Former President Donald Trump speaks with reporters before departing the Atlanta airport on Aug. 24, 2023. (AP photo by Alex Brandon)

A version of this article was originally published in The Daily Brief, our Maine politics newsletter. Sign up here for daily news and insight from politics editor Michael Shepherd.

The legal theory that former President Donald Trump should be barred from next year’s ballot under the 14th Amendment to the U.S. Constitution is being examined by Maine Secretary of State Shenna Bellows and other election officials across the country.

The idea is effectively untested, though we have seen courts poke at parts of it since the Capitol riots of Jan. 6, 2021. Trump, who is currently the overwhelming front-runner for the Republican nomination to face President Joe Biden,  is facing federal charges for his efforts to overturn the 2020 election.

The context: Trump is not being charged with insurrection, which is the key word in the part of the 14th Amendment that is in question here. Ratified in 1868 during the Reconstruction period after the Civil War, the amendment sought to bar Confederates from gaining power in the U.S. government by barring anyone who “engaged in insurrection” against the nation from office absent supermajority approval from Congress.

This has scarcely been invoked since then, but courts will certainly be called upon to evaluate the idea in the next year. Liberal nonprofits are promising challenges across the country if Trump is allowed on primary ballots, arguing that he fomented the riots and that they constitute insurrection. Trump’s campaign would likely sue anywhere he is barred.

Point, counterpoint: It is hard to know where any of this would end up. The case for barring Trump is bolstered by an often-cited analysis from two conservative legal scholars who say the section applies to him.

However, there are plenty of analysts who disagree, including a California law professor who argues the Capitol riots were not major enough and that Americans should be wary of giving election officials sweeping power to keep candidates off the ballot.

What’s next: Those state officials are likely to be the first to make these kinds of decisions. There are already early lawsuits on this subject, including one from a longshot Republican candidate who wants New Hampshire to keep Trump off the ballot for this reason.

Unless a lawsuit forced Maine’s hand earlier, the decision point would likely come after the Dec. 1 deadline for presidential candidates to declare for the Maine primaries. Under state law, those petitions can be challenged. An administrative hearing by the secretary of state’s office would follow, and the ultimate decision could be appealed to court.

This would put Bellows, a Democrat who is widely seen as a future candidate for high office, in the national spotlight. She is already getting attention on that front, stressing to MSNBC’s Chris Hayes  last week that the ultimate decision about a candidate’s eligibility will follow the law and not political winds.
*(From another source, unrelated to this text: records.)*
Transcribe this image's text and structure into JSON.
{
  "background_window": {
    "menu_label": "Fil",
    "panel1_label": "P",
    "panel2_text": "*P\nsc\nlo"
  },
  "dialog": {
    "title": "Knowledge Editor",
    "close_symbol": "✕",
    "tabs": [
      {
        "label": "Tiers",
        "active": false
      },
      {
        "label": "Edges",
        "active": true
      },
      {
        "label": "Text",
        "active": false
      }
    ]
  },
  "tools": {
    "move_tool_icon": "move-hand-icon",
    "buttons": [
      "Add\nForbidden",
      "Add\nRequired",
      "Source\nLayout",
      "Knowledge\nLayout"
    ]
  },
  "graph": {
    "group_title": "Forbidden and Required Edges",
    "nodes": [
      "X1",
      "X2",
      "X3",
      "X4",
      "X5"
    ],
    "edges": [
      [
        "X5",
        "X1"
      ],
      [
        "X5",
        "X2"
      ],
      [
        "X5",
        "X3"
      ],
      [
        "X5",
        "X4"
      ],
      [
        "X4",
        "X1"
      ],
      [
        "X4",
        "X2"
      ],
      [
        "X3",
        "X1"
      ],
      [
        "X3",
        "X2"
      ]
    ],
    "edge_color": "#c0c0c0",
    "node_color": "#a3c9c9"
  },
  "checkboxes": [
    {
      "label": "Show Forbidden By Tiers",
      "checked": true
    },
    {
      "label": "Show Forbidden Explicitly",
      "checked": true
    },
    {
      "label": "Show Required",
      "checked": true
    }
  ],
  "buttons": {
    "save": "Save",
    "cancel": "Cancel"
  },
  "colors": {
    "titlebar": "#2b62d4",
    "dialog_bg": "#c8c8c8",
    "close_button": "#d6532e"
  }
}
“We’re being very careful to not engage in speculation about a particular candidate,” Bellows said. “We’ll make those evaluations when they’re properly presented to us.”

Michael Shepherd joined the Bangor Daily News in 2015 after time at the Kennebec Journal. He lives in Augusta, graduated from the University of Maine in 2012 and has a master's degree from the University...